“You would expect values, at any given point in time, (to) change,” Bedard said. “Snow melt and storm water runoff, sometimes (these) actually increase the concentration … and sometimes they decrease (the concentration). You would expect a natural system to be all over the map.” 

Bedard further emphasized and echoed vital point made in Tuesday’s EagleHerald article that stated both GAC filtering systems on Ditch A and B are functioning according to the provision and regulations specified in the system permits. The GAC systems are removing over 99 percent of the PFAS from ‘pre-filtered’ water to ‘post-filtered’ water. 

“It is really important that you comply with those permit limits, and (it is also important) that the system you put in place does what you said it would do,” Bedard said. “And that is exactly what we have here.”

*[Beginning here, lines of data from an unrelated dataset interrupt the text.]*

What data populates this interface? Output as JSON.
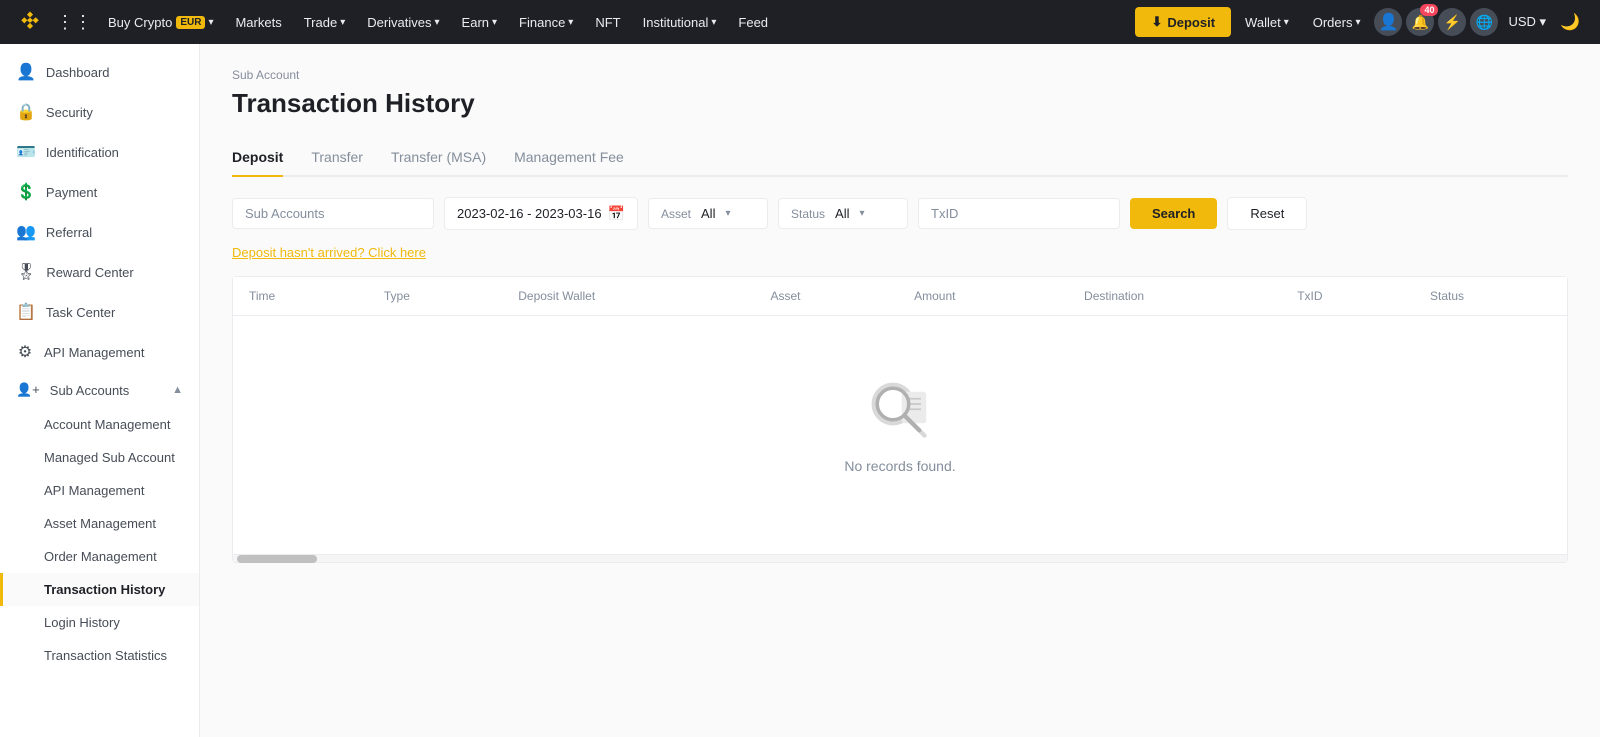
{
  "topnav": {
    "brand": "BINANCE",
    "grid_icon": "⊞",
    "nav_items": [
      {
        "label": "Buy Crypto",
        "badge": "EUR",
        "has_arrow": true
      },
      {
        "label": "Markets",
        "has_arrow": false
      },
      {
        "label": "Trade",
        "has_arrow": true
      },
      {
        "label": "Derivatives",
        "has_arrow": true
      },
      {
        "label": "Earn",
        "has_arrow": true
      },
      {
        "label": "Finance",
        "has_arrow": true
      },
      {
        "label": "NFT",
        "has_arrow": false
      },
      {
        "label": "Institutional",
        "has_arrow": true
      },
      {
        "label": "Feed",
        "has_arrow": false
      }
    ],
    "deposit_label": "Deposit",
    "wallet_label": "Wallet",
    "orders_label": "Orders",
    "notification_count": "40",
    "currency_label": "USD"
  },
  "sidebar": {
    "items": [
      {
        "id": "dashboard",
        "icon": "👤",
        "label": "Dashboard"
      },
      {
        "id": "security",
        "icon": "🔒",
        "label": "Security"
      },
      {
        "id": "identification",
        "icon": "🪪",
        "label": "Identification"
      },
      {
        "id": "payment",
        "icon": "💰",
        "label": "Payment"
      },
      {
        "id": "referral",
        "icon": "👥",
        "label": "Referral"
      },
      {
        "id": "reward-center",
        "icon": "🎁",
        "label": "Reward Center"
      },
      {
        "id": "task-center",
        "icon": "📋",
        "label": "Task Center"
      },
      {
        "id": "api-management",
        "icon": "⚙️",
        "label": "API Management"
      },
      {
        "id": "sub-accounts",
        "icon": "👤👤",
        "label": "Sub Accounts",
        "expanded": true
      }
    ],
    "sub_items": [
      {
        "id": "account-management",
        "label": "Account Management"
      },
      {
        "id": "managed-sub-account",
        "label": "Managed Sub Account"
      },
      {
        "id": "api-management-sub",
        "label": "API Management"
      },
      {
        "id": "asset-management",
        "label": "Asset Management"
      },
      {
        "id": "order-management",
        "label": "Order Management"
      },
      {
        "id": "transaction-history",
        "label": "Transaction History",
        "active": true
      },
      {
        "id": "login-history",
        "label": "Login History"
      },
      {
        "id": "transaction-statistics",
        "label": "Transaction Statistics"
      }
    ]
  },
  "main": {
    "breadcrumb": "Sub Account",
    "page_title": "Transaction History",
    "tabs": [
      {
        "id": "deposit",
        "label": "Deposit",
        "active": true
      },
      {
        "id": "transfer",
        "label": "Transfer"
      },
      {
        "id": "transfer-msa",
        "label": "Transfer (MSA)"
      },
      {
        "id": "management-fee",
        "label": "Management Fee"
      }
    ],
    "filters": {
      "sub_accounts_placeholder": "Sub Accounts",
      "date_range": "2023-02-16 - 2023-03-16",
      "asset_label": "Asset",
      "asset_value": "All",
      "status_label": "Status",
      "status_value": "All",
      "txid_placeholder": "TxID",
      "search_btn": "Search",
      "reset_btn": "Reset"
    },
    "notice_link": "Deposit hasn't arrived? Click here",
    "table": {
      "columns": [
        "Time",
        "Type",
        "Deposit Wallet",
        "Asset",
        "Amount",
        "Destination",
        "TxID",
        "Status"
      ]
    },
    "empty_state": {
      "text": "No records found."
    }
  }
}
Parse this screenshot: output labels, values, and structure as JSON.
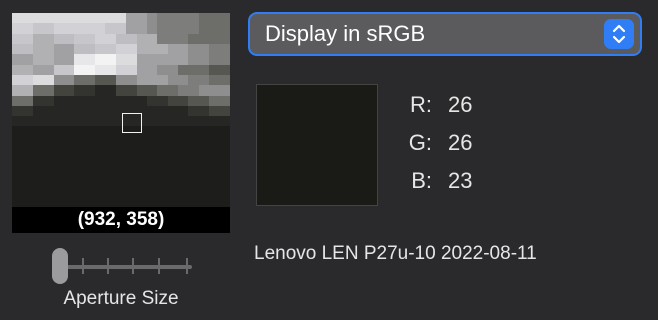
{
  "loupe": {
    "coordinates": "(932, 358)",
    "pixel_rows": [
      "ddddddddddd8876666555",
      "ccbbcccccbb8876666555",
      "bb99aabbccaa996665555",
      "aa9988aabbcc9998877666",
      "889988eeffdd888887766",
      "9988bbffeecc887755544",
      "ccdd77554477888776655",
      "995533221133445566777",
      "552211111111122334455",
      "221111111111111112233",
      "111111111111111111111",
      "000000000000000000000",
      "000000000000000000000",
      "000000000000000000000",
      "000000000000000000000",
      "000000000000000000000",
      "000000000000000000000",
      "000000000000000000000",
      "000000000000000000000"
    ]
  },
  "aperture": {
    "label": "Aperture Size",
    "level": 0
  },
  "display_mode": {
    "selected": "Display in sRGB",
    "accent": "#2f7ef6"
  },
  "color": {
    "swatch": "#1a1a17",
    "r_label": "R:",
    "r": "26",
    "g_label": "G:",
    "g": "26",
    "b_label": "B:",
    "b": "23"
  },
  "display_name": "Lenovo LEN P27u-10 2022-08-11",
  "icons": {
    "stepper": "chevron-up-down-icon"
  }
}
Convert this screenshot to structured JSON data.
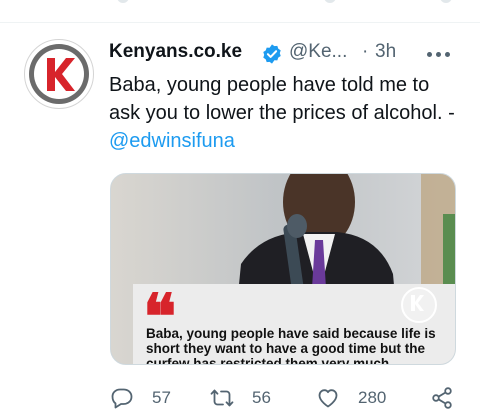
{
  "tweet": {
    "display_name": "Kenyans.co.ke",
    "handle": "@Ke...",
    "separator": "·",
    "time": "3h",
    "text_main": "Baba, young people have told me to ask you to lower the prices of alcohol. - ",
    "mention": "@edwinsifuna",
    "media": {
      "quote_mark": "❝",
      "caption": "Baba, young people have said because life is short they want to have a good time but the curfew has restricted them very much",
      "accent_color": "#d7242b"
    },
    "actions": {
      "replies": "57",
      "retweets": "56",
      "likes": "280"
    }
  },
  "icons": {
    "avatar": "kenyans-logo-icon",
    "verified": "verified-badge-icon",
    "more": "more-dots-icon",
    "reply": "reply-icon",
    "retweet": "retweet-icon",
    "like": "heart-icon",
    "share": "share-icon"
  },
  "colors": {
    "link": "#1d9bf0",
    "secondary_text": "#536471",
    "brand_red": "#d7242b"
  }
}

Since the site investigations began in 2017, he explained that the system of collecting PFAS data has evolved to improve efficiency, accuracy and precision. Currently, the frequency of data collection has increased significantly, which provides a better interpretation for tracking variation in the dynamic and natural system of an outdoor setting. 

TRANSPARENCY OF REPORTS

Finally, according to JCI/Tyco and Arcadis, communication and transparency with the WDNR remains continuous as the cleanup process continues. Arcadis submits monthly discharge monitoring reports as well as semi-annual reports on the operations to the WDNR, the data and the effectiveness of both Ditch A and B. 

The first semi-annual report for Ditch A was submitted Dec. 31. As the first report, several determinations needed to be made, concerning the format and guidelines for creating and submitting such reports.  

According to Engerman, JCI/Tyco and Arcadis convened regularly with WDNR officials to address those parameters and establish the process of writing and submitting the reports. 

“We worked with DNR officials to determine the appropriate form and content of that report; and we had shared data with them before and during the Ditch A treatment system operation … we meet with (the DNR) monthly and weekly; and we have provided them updates on the operation continuously.”

“We are trying to be as transparent as possible,” Frasier said. “You have all kinds of variables … there are just a lot of factors here that are going to impact the data.” 

With submission of the Dec. 31 (the first) semiannual report for Ditch A, Bedard expects the next report to move through the process much faster, anticipating a submittal in February, of 2020.